WORK ITEM: Your task is to return the data below, word for word.

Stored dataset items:
'''

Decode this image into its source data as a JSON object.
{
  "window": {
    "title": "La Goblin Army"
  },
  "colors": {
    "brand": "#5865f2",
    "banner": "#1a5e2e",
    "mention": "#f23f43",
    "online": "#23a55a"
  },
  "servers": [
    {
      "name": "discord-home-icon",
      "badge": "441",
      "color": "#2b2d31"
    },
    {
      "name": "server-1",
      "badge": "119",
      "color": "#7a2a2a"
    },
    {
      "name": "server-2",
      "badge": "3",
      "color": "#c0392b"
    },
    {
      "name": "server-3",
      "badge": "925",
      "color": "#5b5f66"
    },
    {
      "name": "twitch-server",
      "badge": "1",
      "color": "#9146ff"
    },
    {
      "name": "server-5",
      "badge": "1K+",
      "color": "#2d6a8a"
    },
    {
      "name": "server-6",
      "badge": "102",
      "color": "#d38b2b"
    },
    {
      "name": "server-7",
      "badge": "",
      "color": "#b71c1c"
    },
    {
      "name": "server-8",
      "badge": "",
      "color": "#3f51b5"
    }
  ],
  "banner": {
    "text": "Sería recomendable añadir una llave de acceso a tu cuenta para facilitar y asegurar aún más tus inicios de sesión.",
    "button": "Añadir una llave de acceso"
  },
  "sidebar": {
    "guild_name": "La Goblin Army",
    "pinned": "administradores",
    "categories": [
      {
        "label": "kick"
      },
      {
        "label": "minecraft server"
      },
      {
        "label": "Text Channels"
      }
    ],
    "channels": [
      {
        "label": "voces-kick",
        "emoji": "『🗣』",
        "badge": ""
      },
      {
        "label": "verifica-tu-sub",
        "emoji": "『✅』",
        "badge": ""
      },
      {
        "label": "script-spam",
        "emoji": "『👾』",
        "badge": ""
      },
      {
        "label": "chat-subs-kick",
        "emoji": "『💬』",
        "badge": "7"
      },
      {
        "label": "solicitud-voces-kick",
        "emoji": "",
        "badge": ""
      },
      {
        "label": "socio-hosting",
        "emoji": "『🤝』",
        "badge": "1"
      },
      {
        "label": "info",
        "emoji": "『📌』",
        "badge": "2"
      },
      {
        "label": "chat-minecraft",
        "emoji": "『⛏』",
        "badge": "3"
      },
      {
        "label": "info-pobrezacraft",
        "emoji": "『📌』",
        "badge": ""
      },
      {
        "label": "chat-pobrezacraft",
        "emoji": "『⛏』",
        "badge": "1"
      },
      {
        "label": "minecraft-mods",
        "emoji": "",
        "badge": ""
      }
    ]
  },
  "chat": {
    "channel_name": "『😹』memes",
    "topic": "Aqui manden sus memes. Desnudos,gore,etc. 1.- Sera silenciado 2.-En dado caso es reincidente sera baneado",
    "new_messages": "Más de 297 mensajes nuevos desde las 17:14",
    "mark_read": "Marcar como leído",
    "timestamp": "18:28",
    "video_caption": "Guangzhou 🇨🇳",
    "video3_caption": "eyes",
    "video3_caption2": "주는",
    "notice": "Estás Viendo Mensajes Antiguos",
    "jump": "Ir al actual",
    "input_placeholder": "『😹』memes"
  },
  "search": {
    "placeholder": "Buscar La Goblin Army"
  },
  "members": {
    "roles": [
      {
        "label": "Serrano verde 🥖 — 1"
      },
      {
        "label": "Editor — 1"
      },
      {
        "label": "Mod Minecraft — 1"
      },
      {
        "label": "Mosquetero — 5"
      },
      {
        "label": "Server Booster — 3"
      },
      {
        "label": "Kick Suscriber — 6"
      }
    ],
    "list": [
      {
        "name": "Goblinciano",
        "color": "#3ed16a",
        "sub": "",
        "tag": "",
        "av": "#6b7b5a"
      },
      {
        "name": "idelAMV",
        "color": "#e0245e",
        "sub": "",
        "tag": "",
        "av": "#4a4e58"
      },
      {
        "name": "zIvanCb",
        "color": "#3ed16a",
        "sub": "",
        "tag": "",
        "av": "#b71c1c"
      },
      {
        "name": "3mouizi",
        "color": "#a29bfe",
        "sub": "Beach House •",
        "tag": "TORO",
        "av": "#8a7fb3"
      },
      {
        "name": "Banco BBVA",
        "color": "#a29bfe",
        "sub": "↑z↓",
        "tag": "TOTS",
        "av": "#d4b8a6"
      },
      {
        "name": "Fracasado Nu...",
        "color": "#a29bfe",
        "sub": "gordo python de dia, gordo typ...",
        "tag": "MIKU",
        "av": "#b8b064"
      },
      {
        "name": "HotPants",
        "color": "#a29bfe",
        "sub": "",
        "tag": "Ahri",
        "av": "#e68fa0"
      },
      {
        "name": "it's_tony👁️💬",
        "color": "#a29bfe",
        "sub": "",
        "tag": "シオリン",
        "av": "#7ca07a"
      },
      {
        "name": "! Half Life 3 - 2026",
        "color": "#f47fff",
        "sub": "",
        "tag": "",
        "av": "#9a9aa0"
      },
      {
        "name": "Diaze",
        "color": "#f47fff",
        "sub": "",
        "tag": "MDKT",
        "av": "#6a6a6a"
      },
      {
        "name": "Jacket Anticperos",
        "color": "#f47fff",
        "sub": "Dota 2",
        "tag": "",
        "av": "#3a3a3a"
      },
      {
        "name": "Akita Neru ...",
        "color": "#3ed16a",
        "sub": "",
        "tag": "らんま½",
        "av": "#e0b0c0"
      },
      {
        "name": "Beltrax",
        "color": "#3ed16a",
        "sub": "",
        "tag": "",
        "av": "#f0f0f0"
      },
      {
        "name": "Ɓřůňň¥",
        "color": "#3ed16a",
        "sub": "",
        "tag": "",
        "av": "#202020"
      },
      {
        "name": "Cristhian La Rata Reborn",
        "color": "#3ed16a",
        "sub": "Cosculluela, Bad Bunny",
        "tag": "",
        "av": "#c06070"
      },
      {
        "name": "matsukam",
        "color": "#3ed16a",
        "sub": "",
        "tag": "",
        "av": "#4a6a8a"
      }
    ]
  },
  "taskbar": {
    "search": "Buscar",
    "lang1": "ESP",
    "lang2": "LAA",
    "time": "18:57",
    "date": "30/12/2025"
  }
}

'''

WRITTEN RESPONSE:
Decode this image into its source data as a JSON object.
{
  "window": {
    "title": "La Goblin Army"
  },
  "colors": {
    "brand": "#5865f2",
    "banner": "#1a5e2e",
    "mention": "#f23f43",
    "online": "#23a55a"
  },
  "servers": [
    {
      "name": "discord-home-icon",
      "badge": "441",
      "color": "#2b2d31"
    },
    {
      "name": "server-1",
      "badge": "119",
      "color": "#7a2a2a"
    },
    {
      "name": "server-2",
      "badge": "3",
      "color": "#c0392b"
    },
    {
      "name": "server-3",
      "badge": "925",
      "color": "#5b5f66"
    },
    {
      "name": "twitch-server",
      "badge": "1",
      "color": "#9146ff"
    },
    {
      "name": "server-5",
      "badge": "1K+",
      "color": "#2d6a8a"
    },
    {
      "name": "server-6",
      "badge": "102",
      "color": "#d38b2b"
    },
    {
      "name": "server-7",
      "badge": "",
      "color": "#b71c1c"
    },
    {
      "name": "server-8",
      "badge": "",
      "color": "#3f51b5"
    }
  ],
  "banner": {
    "text": "Sería recomendable añadir una llave de acceso a tu cuenta para facilitar y asegurar aún más tus inicios de sesión.",
    "button": "Añadir una llave de acceso"
  },
  "sidebar": {
    "guild_name": "La Goblin Army",
    "pinned": "administradores",
    "categories": [
      {
        "label": "kick"
      },
      {
        "label": "minecraft server"
      },
      {
        "label": "Text Channels"
      }
    ],
    "channels": [
      {
        "label": "voces-kick",
        "emoji": "『🗣』",
        "badge": ""
      },
      {
        "label": "verifica-tu-sub",
        "emoji": "『✅』",
        "badge": ""
      },
      {
        "label": "script-spam",
        "emoji": "『👾』",
        "badge": ""
      },
      {
        "label": "chat-subs-kick",
        "emoji": "『💬』",
        "badge": "7"
      },
      {
        "label": "solicitud-voces-kick",
        "emoji": "",
        "badge": ""
      },
      {
        "label": "socio-hosting",
        "emoji": "『🤝』",
        "badge": "1"
      },
      {
        "label": "info",
        "emoji": "『📌』",
        "badge": "2"
      },
      {
        "label": "chat-minecraft",
        "emoji": "『⛏』",
        "badge": "3"
      },
      {
        "label": "info-pobrezacraft",
        "emoji": "『📌』",
        "badge": ""
      },
      {
        "label": "chat-pobrezacraft",
        "emoji": "『⛏』",
        "badge": "1"
      },
      {
        "label": "minecraft-mods",
        "emoji": "",
        "badge": ""
      }
    ]
  },
  "chat": {
    "channel_name": "『😹』memes",
    "topic": "Aqui manden sus memes. Desnudos,gore,etc. 1.- Sera silenciado 2.-En dado caso es reincidente sera baneado",
    "new_messages": "Más de 297 mensajes nuevos desde las 17:14",
    "mark_read": "Marcar como leído",
    "timestamp": "18:28",
    "video_caption": "Guangzhou 🇨🇳",
    "video3_caption": "eyes",
    "video3_caption2": "주는",
    "notice": "Estás Viendo Mensajes Antiguos",
    "jump": "Ir al actual",
    "input_placeholder": "『😹』memes"
  },
  "search": {
    "placeholder": "Buscar La Goblin Army"
  },
  "members": {
    "roles": [
      {
        "label": "Serrano verde 🥖 — 1"
      },
      {
        "label": "Editor — 1"
      },
      {
        "label": "Mod Minecraft — 1"
      },
      {
        "label": "Mosquetero — 5"
      },
      {
        "label": "Server Booster — 3"
      },
      {
        "label": "Kick Suscriber — 6"
      }
    ],
    "list": [
      {
        "name": "Goblinciano",
        "color": "#3ed16a",
        "sub": "",
        "tag": "",
        "av": "#6b7b5a"
      },
      {
        "name": "idelAMV",
        "color": "#e0245e",
        "sub": "",
        "tag": "",
        "av": "#4a4e58"
      },
      {
        "name": "zIvanCb",
        "color": "#3ed16a",
        "sub": "",
        "tag": "",
        "av": "#b71c1c"
      },
      {
        "name": "3mouizi",
        "color": "#a29bfe",
        "sub": "Beach House •",
        "tag": "TORO",
        "av": "#8a7fb3"
      },
      {
        "name": "Banco BBVA",
        "color": "#a29bfe",
        "sub": "↑z↓",
        "tag": "TOTS",
        "av": "#d4b8a6"
      },
      {
        "name": "Fracasado Nu...",
        "color": "#a29bfe",
        "sub": "gordo python de dia, gordo typ...",
        "tag": "MIKU",
        "av": "#b8b064"
      },
      {
        "name": "HotPants",
        "color": "#a29bfe",
        "sub": "",
        "tag": "Ahri",
        "av": "#e68fa0"
      },
      {
        "name": "it's_tony👁️💬",
        "color": "#a29bfe",
        "sub": "",
        "tag": "シオリン",
        "av": "#7ca07a"
      },
      {
        "name": "! Half Life 3 - 2026",
        "color": "#f47fff",
        "sub": "",
        "tag": "",
        "av": "#9a9aa0"
      },
      {
        "name": "Diaze",
        "color": "#f47fff",
        "sub": "",
        "tag": "MDKT",
        "av": "#6a6a6a"
      },
      {
        "name": "Jacket Anticperos",
        "color": "#f47fff",
        "sub": "Dota 2",
        "tag": "",
        "av": "#3a3a3a"
      },
      {
        "name": "Akita Neru ...",
        "color": "#3ed16a",
        "sub": "",
        "tag": "らんま½",
        "av": "#e0b0c0"
      },
      {
        "name": "Beltrax",
        "color": "#3ed16a",
        "sub": "",
        "tag": "",
        "av": "#f0f0f0"
      },
      {
        "name": "Ɓřůňň¥",
        "color": "#3ed16a",
        "sub": "",
        "tag": "",
        "av": "#202020"
      },
      {
        "name": "Cristhian La Rata Reborn",
        "color": "#3ed16a",
        "sub": "Cosculluela, Bad Bunny",
        "tag": "",
        "av": "#c06070"
      },
      {
        "name": "matsukam",
        "color": "#3ed16a",
        "sub": "",
        "tag": "",
        "av": "#4a6a8a"
      }
    ]
  },
  "taskbar": {
    "search": "Buscar",
    "lang1": "ESP",
    "lang2": "LAA",
    "time": "18:57",
    "date": "30/12/2025"
  }
}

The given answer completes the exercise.